USAMRIID is one of several entities working with MFSI to provide initial user feedback on the product, the company said.
MFSI was founded in 2001 and is focused on the development of automated microfluidic systems for biological assays.
Genzyme (Cambridge, Massachusetts) said it has entered a license agreement with Massachusetts General Hospital (MGH; Boston) and the Dana-Farber Cancer Institute (also Boston) to obtain exclusive, worldwide diagnostic rights to their discovery of gene mutations recently found in some patients with non-small cell lung cancer.
The presence of these mutations, or markers, discovered in the epidermal growth factor receptor (EGFR) gene, has been shown to correlate with clinical response to certain drugs used in treating non-small cell lung cancer. Through this license, Genzyme will develop and market a diagnostic test for the EGFR markers that can be used to help identify patients who are most likely to respond to targeted lung cancer therapies, including Tarceva (erlotinib) and Iressa (gefitinib).
Responses to these drugs have been found to be positive in those patients identified as having specific EGFR gene mutations, Genzyme said. Its new test is designed to identify patients with those specific EGFR gene mutations, predict the responses to those drugs found to clinically correlate with such mutations and, ultimately, help extend the lives of patients undergoing therapy.
Genzyme said it expects to launch its EGFR mutation test later this year.
The discovery of the EGFR mutations was made by researchers at Dana-Farber and MGH who analyzed tumor samples from lung cancer patients who had responded to tyrosine kinase inhibitors of EGFR. According to their published studies, the majority of patients who had the mutations responded to the therapy, while those who did not have the EGFR mutations did not respond.
"We are eager for this technology to be widely available to physicians and their lung cancer patients, as it can help identify those who are likely to dramatically respond and survive for extended periods of time with a relatively benign treatment," said Bruce Johnson, MD, director of the Lowe Center for Thoracic Oncology at Dana-Farber, who was involved in the discovery of the EGFR mutation.
Berlex (Montville, New Jersey), a U.S. affiliate of Schering AG (Berlin), said the company has been awarded a new contract by Premier (San Diego), a group purchasing organization, to provide contrast media for MRI to members of the Premier network.
The new contract extends the nearly decade-long relationship between the two companies. Under the terms of the agreement, Berlex will provide Premier members access to Magnevist (gadopentetate dimeglumine) Injection, a contrast media for enhanced MRI.
The value of the contract is estimated to be in excess of $40 million annually.
SourceOne Healthcare Technologies (Mentor, Ohio) and Shimadzu Medical Systems (Torrance, California) have signed a contract giving SourceOne rights to market and distribute a mobile X-ray system specifically manufactured by Shimadzu for SourceOne in the U.S.

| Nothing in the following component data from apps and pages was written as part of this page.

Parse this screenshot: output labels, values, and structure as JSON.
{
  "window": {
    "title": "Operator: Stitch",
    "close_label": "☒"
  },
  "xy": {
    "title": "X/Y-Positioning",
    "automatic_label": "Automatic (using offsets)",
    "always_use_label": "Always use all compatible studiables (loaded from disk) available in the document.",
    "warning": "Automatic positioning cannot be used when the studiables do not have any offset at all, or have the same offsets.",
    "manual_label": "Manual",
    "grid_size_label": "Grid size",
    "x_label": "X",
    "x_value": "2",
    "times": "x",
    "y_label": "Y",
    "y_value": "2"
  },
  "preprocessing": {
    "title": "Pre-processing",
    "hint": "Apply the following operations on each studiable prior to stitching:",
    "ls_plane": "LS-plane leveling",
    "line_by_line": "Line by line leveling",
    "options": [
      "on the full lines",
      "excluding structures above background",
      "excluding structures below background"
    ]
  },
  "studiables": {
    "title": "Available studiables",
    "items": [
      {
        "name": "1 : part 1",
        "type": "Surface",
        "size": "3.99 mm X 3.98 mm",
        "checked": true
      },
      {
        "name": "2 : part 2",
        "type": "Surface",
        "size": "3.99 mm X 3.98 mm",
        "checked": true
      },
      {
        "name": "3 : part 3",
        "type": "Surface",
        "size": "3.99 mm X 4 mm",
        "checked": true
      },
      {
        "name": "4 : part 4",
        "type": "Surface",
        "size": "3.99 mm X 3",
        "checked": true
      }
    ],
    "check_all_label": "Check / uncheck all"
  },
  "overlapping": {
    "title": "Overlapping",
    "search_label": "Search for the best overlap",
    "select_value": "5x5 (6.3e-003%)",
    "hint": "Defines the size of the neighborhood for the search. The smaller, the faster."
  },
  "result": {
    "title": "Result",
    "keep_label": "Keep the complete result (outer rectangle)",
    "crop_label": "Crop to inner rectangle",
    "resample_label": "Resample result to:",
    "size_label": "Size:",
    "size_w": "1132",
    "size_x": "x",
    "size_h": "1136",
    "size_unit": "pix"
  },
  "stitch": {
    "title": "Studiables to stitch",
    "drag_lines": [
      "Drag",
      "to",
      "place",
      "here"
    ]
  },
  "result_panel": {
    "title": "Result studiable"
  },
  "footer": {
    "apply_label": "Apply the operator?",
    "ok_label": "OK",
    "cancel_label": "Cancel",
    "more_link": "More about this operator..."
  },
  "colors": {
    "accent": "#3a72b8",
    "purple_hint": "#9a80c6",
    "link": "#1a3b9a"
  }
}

SourceOne is a distributor of medical-imaging systems, equipment, radiographic consumable supplies, and services to healthcare facilities in the U.S.
Shimadzu Medical Systems makes a range of diagnostic systems that are used in all areas of clinical applications, including CT, digital subtraction angiography, cardiovascular systems, digital radiography and fluoroscopy systems, ultrasound and general radiography.
Shimadzu will manufacture the mobile X-ray unit for SourceOne, which will distribute the system nationally as the Mobile Star II. The Mobile Star II is a cordless mobile X-ray system designed to perform radiography examinations in remote locations away from a traditional radiography department.